── Records to process ──

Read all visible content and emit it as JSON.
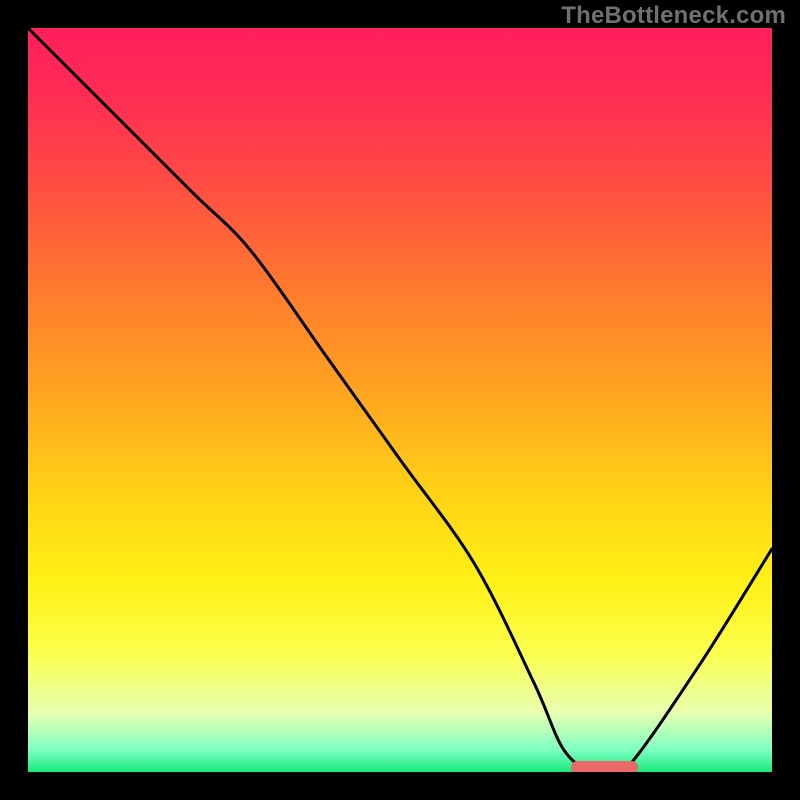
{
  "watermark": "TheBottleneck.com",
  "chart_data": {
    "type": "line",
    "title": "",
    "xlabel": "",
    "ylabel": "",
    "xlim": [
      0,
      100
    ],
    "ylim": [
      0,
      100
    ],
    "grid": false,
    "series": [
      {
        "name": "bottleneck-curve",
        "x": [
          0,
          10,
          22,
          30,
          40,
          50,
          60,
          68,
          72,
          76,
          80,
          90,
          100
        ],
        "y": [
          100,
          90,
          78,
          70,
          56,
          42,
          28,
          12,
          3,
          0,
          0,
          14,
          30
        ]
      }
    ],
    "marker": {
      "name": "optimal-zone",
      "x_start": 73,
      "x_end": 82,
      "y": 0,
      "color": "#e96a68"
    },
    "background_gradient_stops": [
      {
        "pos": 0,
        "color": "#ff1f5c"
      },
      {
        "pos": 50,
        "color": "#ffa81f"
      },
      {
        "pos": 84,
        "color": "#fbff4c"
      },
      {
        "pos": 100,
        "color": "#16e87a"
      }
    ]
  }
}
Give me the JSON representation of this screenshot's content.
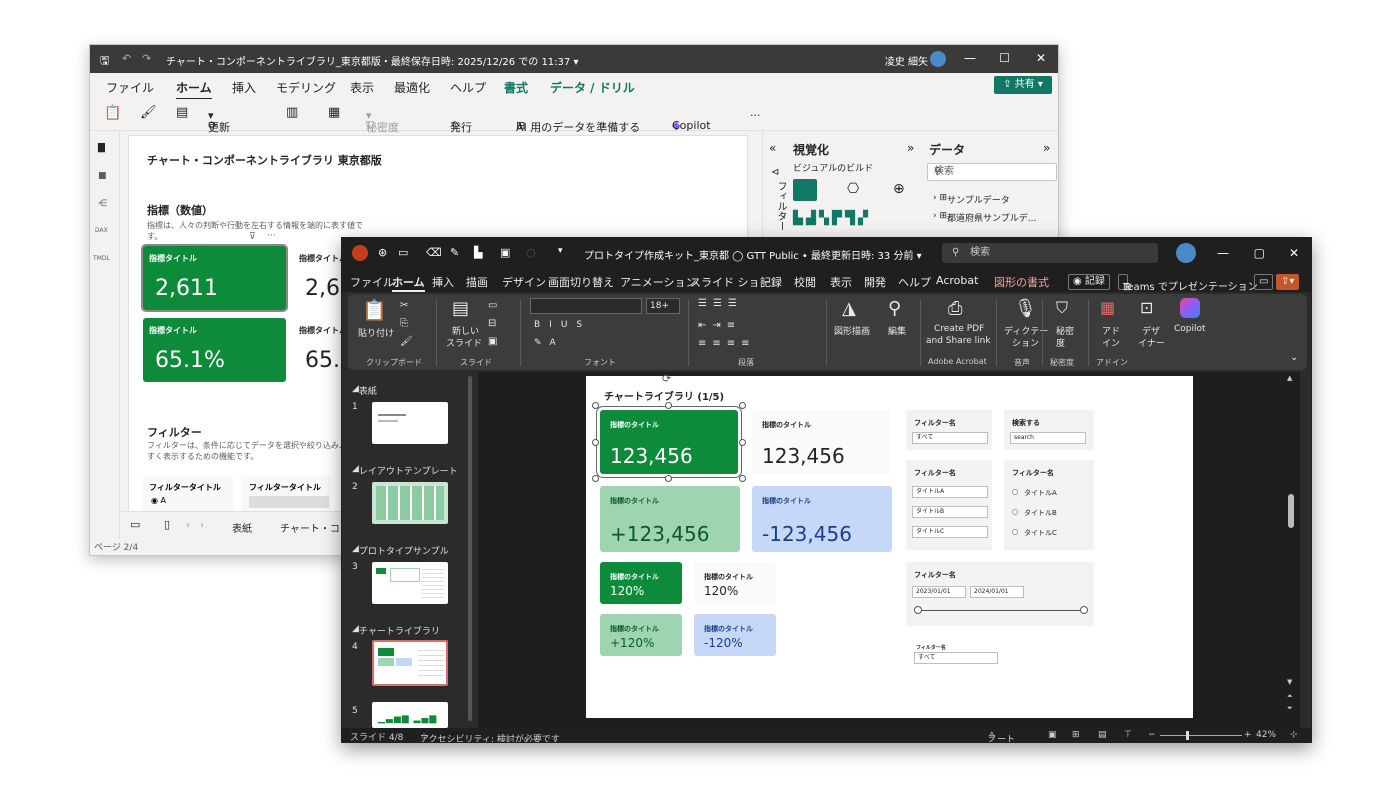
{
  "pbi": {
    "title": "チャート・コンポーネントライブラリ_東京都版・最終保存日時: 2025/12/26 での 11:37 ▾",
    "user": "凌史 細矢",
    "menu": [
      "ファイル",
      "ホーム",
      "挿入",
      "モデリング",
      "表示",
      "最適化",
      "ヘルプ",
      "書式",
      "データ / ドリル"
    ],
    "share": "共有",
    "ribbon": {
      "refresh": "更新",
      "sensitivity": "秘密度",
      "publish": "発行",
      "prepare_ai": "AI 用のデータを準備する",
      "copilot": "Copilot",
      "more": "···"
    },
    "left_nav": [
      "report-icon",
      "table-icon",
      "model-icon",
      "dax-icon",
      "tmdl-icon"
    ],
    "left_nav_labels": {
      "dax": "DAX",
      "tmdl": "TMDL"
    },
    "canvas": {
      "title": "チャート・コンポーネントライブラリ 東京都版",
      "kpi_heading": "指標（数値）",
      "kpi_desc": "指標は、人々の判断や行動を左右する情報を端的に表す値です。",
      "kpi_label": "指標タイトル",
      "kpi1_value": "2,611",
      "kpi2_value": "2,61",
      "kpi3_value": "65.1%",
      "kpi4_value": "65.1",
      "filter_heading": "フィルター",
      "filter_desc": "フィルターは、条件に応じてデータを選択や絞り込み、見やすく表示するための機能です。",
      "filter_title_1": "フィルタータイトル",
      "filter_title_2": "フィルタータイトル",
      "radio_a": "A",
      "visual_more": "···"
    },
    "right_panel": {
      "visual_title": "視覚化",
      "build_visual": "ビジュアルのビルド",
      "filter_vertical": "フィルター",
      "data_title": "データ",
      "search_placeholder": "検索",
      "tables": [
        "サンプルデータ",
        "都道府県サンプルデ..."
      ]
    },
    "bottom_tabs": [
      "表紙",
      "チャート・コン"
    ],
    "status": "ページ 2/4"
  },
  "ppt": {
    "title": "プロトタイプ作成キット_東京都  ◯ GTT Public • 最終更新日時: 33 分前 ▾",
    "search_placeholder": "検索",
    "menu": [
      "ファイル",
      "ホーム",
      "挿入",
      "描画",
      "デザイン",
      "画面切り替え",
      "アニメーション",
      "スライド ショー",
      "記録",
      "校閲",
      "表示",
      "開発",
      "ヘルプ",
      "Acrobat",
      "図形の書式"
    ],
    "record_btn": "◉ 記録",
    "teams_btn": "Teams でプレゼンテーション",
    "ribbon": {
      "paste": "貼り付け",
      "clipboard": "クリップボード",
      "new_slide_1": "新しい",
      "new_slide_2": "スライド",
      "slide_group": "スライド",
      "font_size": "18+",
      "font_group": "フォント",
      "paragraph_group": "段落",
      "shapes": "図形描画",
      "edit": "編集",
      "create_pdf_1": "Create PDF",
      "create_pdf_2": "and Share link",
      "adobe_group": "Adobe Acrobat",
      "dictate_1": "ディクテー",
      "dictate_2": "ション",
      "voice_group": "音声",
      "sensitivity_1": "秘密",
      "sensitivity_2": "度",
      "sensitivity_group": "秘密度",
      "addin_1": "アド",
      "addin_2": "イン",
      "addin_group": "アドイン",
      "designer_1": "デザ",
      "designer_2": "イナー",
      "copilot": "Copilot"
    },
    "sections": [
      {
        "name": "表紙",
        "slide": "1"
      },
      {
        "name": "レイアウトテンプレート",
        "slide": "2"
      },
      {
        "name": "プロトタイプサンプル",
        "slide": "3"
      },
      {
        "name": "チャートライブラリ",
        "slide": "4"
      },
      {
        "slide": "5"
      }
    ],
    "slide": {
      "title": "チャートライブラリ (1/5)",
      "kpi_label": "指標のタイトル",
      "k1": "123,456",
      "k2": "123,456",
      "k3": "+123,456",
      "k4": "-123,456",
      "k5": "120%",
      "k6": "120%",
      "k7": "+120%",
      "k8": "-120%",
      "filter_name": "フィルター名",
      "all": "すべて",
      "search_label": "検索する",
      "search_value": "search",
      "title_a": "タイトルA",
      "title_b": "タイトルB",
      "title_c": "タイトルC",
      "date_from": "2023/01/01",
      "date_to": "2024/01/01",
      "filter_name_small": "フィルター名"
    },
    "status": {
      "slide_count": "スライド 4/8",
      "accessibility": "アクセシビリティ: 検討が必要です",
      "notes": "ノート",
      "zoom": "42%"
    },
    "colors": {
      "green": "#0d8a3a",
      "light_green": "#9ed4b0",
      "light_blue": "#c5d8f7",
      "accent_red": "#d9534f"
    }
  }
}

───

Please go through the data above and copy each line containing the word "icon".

      "report-icon",
      "table-icon",
      "model-icon",
      "dax-icon",
      "tmdl-icon"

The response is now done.